(Reuters) - Former and current mixed martial artists sued the Ultimate Fighting Championship league on Tuesday, alleging the business has a monopoly on the professional fighting market and limits the potential earnings of its athletes.
The suit, filed in federal court in California by one current and two former fighters, aims to establish a class of fighters who have performed at any UFC event held or broadcast in the United States.
“Through a series of anticompetitive, illicit, and exclusionary acts, the UFC has illegally acquired, enhanced, and maintained dominant positions in the markets,” the lawsuit said. “As a result of this scheme, UFC Fighters are paid a fraction of what they would earn in a competitive marketplace.”
The complaint estimated that UFC’s parent company, Zuffa LLC, which is also named as a defendant, currently sees annual revenues exceeding $500 million.
The UFC said in a statement that it was aware of the suit, but it had neither been served nor reviewed the filing.
“The UFC will vigorously defend itself and its business practices,” the statement said.
Plaintiff Cung Le, a middleweight in the league whose suspension over testing positive for outsize levels of human growth hormone was rescinded in October, told ESPN, “They control our career, and that’s a choice we as fighters should have. And we don’t have that choice.”
Former fighters Jon Fitch and Nate Quarry are also plaintiffs in the case.
The complaint said that the UFC also has intimidated and threatened fighters that attempt to work with rival firms or who criticize the league.
The complaint said that in one instance, UFC fighter B.J. Penn told the league he planned to sign with another promotion company for higher pay after winning a welterweight title fight.
UFC President Dana White then allegedly called Penn, saying, “You’ll never fight in the UFC again! You’re finished.
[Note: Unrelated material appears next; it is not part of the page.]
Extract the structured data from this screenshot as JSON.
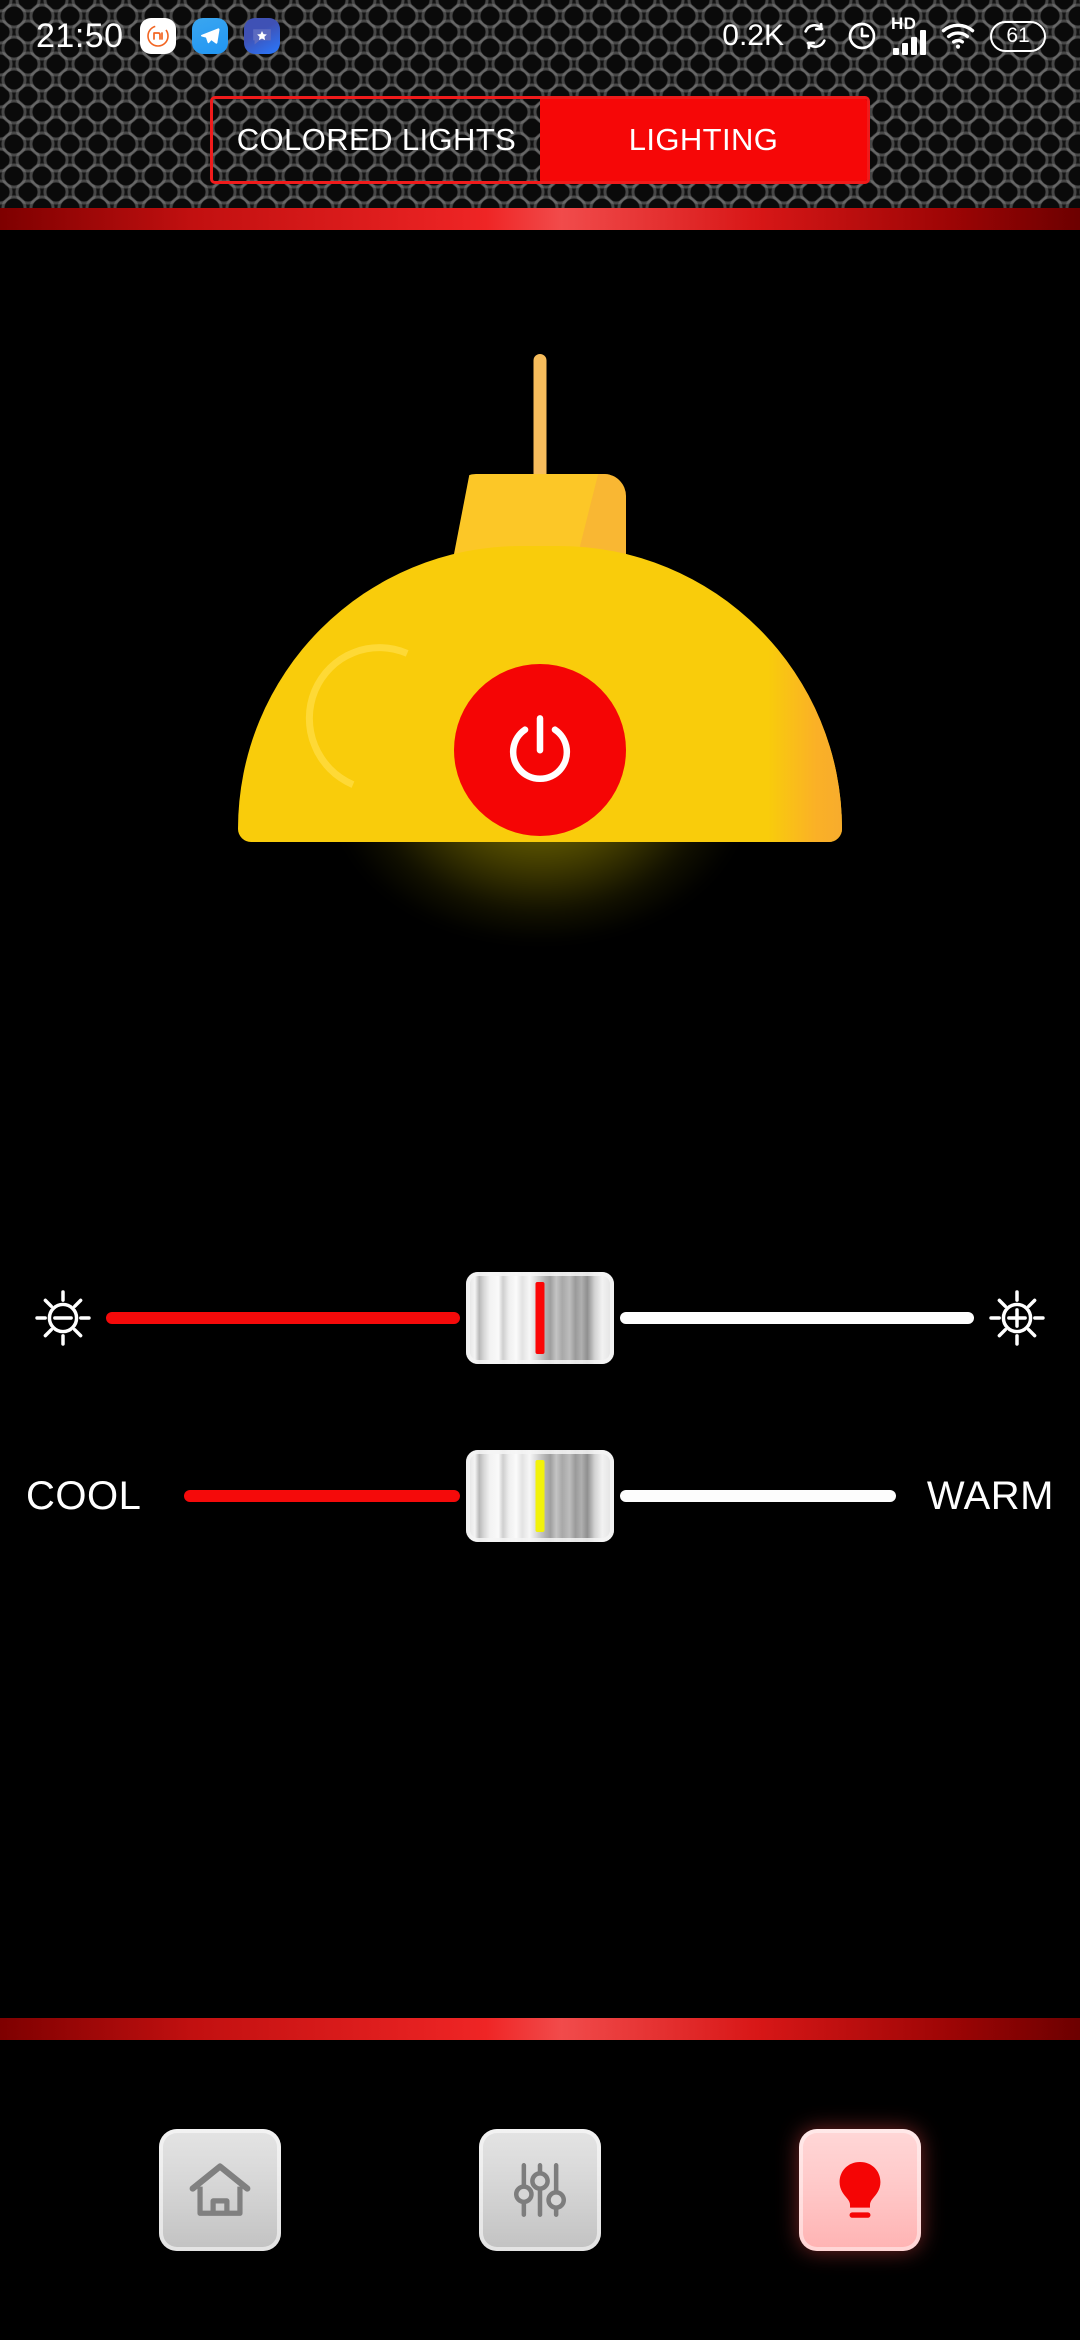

You’re scorched earth, motherf***er.”
The suit seeks money damages, including additional payment fighters could have received from other mixed martial arts businesses, and an injunction against the alleged anticompetitive actions of the UFC.
Reporting by Curtis Skinner in San Francisco; Editing by Larry King